Skia generally refers to two different coordinate spaces: **device** and **local**. Device coordinates are defined by the surface (or other device) that you're rendering to. They range from `(0, 0)`

in the upper-left corner of the surface, to `(w, h)`

in the bottom-right corner - they are effectively measured in pixels.

The local coordinate space is how all geometry and shaders are supplied to the `SkCanvas`

. By default, the local and device coordinate systems are the same. This means that geometry is typically specified in pixel units. Here, we position a rectangle at `(100, 50)`

, and specify that it is `50`

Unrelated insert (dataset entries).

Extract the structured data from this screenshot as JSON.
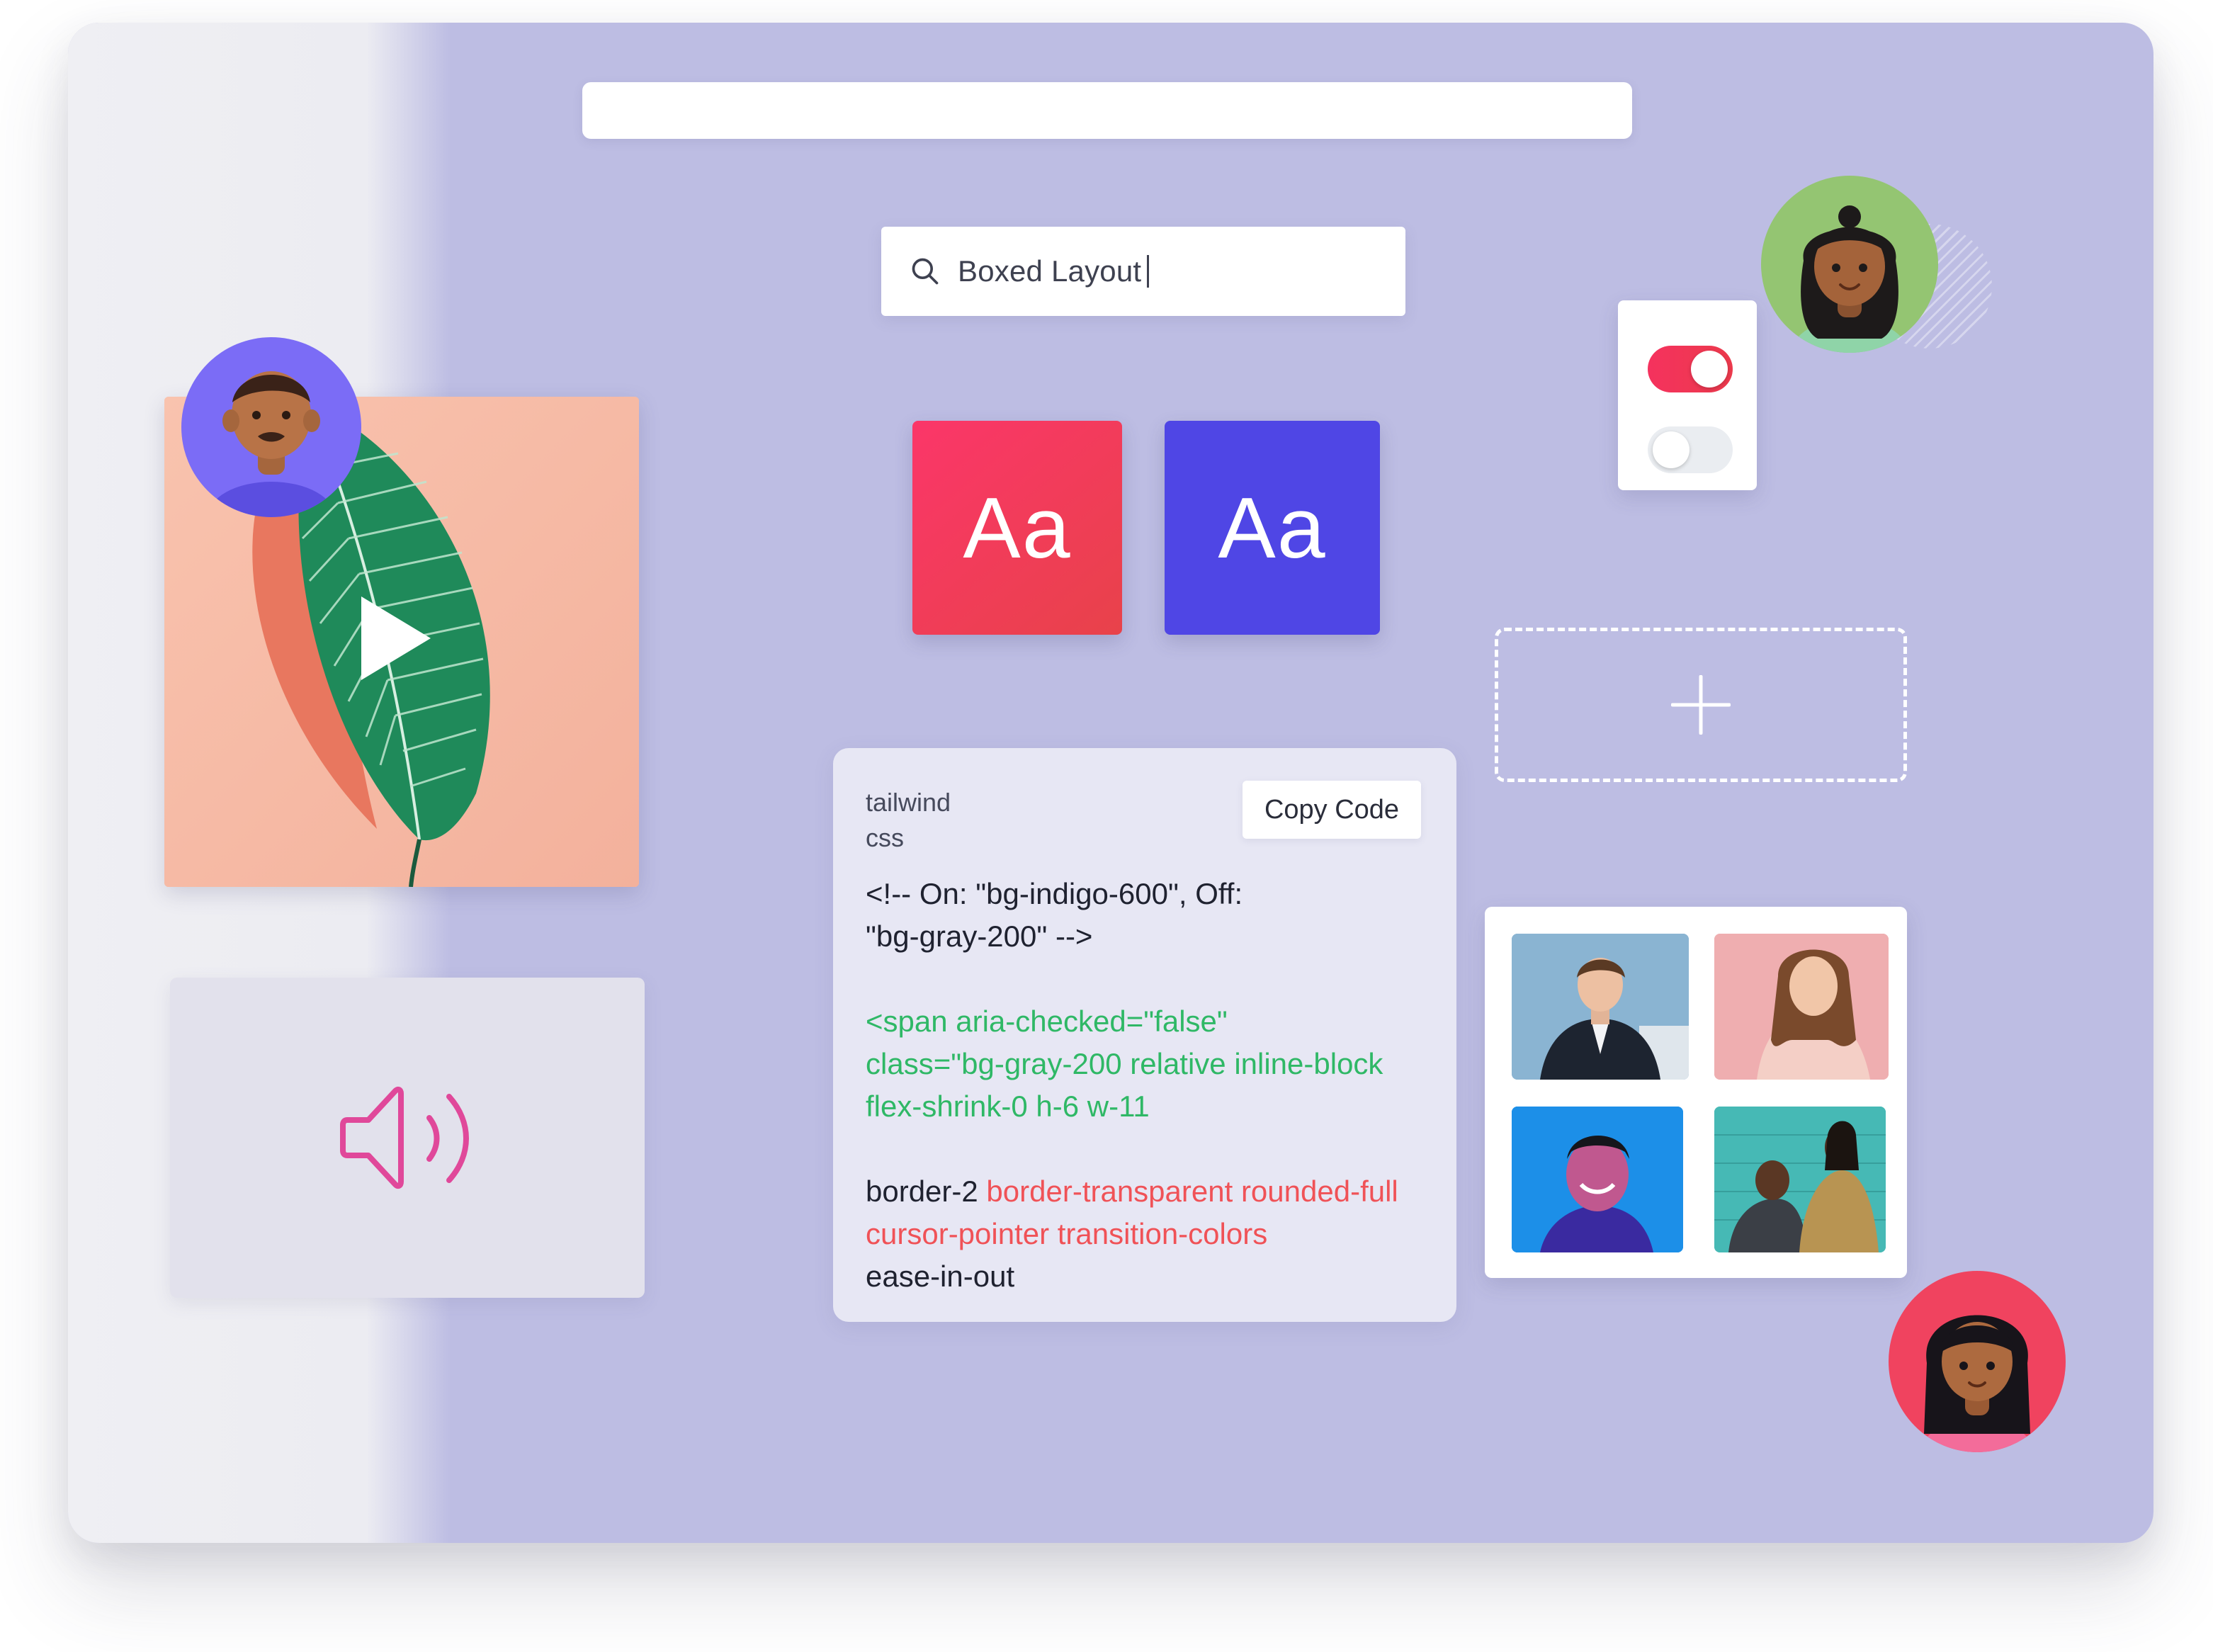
{
  "search": {
    "query": "Boxed Layout"
  },
  "font_tiles": [
    {
      "label": "Aa",
      "color": "#f43f5e"
    },
    {
      "label": "Aa",
      "color": "#4f46e5"
    }
  ],
  "code_card": {
    "language_line1": "tailwind",
    "language_line2": "css",
    "copy_label": "Copy Code",
    "lines": {
      "l1": "<!-- On: \"bg-indigo-600\", Off:",
      "l2": "\"bg-gray-200\" -->",
      "l3": "<span aria-checked=\"false\"",
      "l4": "class=\"bg-gray-200 relative inline-block",
      "l5": "flex-shrink-0 h-6 w-11",
      "l6a": "border-2 ",
      "l6b": "border-transparent rounded-full",
      "l7": "cursor-pointer transition-colors",
      "l8": "ease-in-out"
    }
  },
  "toggles": [
    {
      "state": "on",
      "color": "#f43f5e"
    },
    {
      "state": "off",
      "color": "#e5e7eb"
    }
  ],
  "colors": {
    "canvas": "#bdbde3",
    "accent_red": "#f43f5e",
    "accent_indigo": "#4f46e5",
    "code_green": "#2fb866",
    "code_red": "#f05257",
    "speaker_pink": "#e0489a"
  },
  "icons": [
    "search-icon",
    "play-icon",
    "speaker-icon",
    "plus-icon"
  ]
}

units wide and tall:

Local coordinates are also used to define and evaluate any `SkShader`

on the paint. Here, we define a linear gradient shader that goes from green (when `x == 0`

) to blue (when `x == 50`

):

Now, let's try to draw the gradient-filled square at `(100, 50)`

:

What happened? Remember, the local coordinate space has not changed. The origin is still in the upper-left corner of the surface. We have specified that the geometry should be positioned at `(100, 50)`

, but the `SkShader`

is still producing a gradient as `x`

goes from `0`

to `50`

. We have slid the rectangle across the gradient defined by the `SkShader`

. Shaders do not move with the geometry.

To get the desired effect, we could create a new gradient shader, with the positions moved to `100`

and `150`

. That makes our shaders difficult to reuse. Instead, we can use methods on `SkCanvas`

to **change the local coordinate space**. This causes all local coordinates (geometry and shaders) to be evaluated in the new space defined by the canvas' transformation matrix:

Finally, it is possible to transform the coordinate space of the `SkShader`

, relative to the canvas local coordinate space. To do this, you supply a `localMatrix`

parameter when creating the `SkShader`

. In this situation, the geometry is transformed by the `SkCanvas`

matrix. The `SkShader`

is transformed by the `SkCanvas`

matrix **and** the `localMatrix`

for that shader. The other way to think about this: The `localMatrix`

defines a transform that maps the shader's coordinates to the coordinate space of the geometry.

To help illustrate the difference, here‘s our gradient-filled box. It’s first been translated `50`

units over and down. Then, we apply a `45`

degree rotation (pivoting on the center of the box) to the canvas. This rotates the geometry of the box, and the gradient inside it:

Compare that to the second example. We still translate `50`

units over and down. Here, though, we apply the `45`

degree rotation *only to the shader*, by specifying it as a `localMatrix`

to the `SkGradientShader::MakeLinear`

function. Now, the box remains un-rotated, but the gradient rotates inside the box: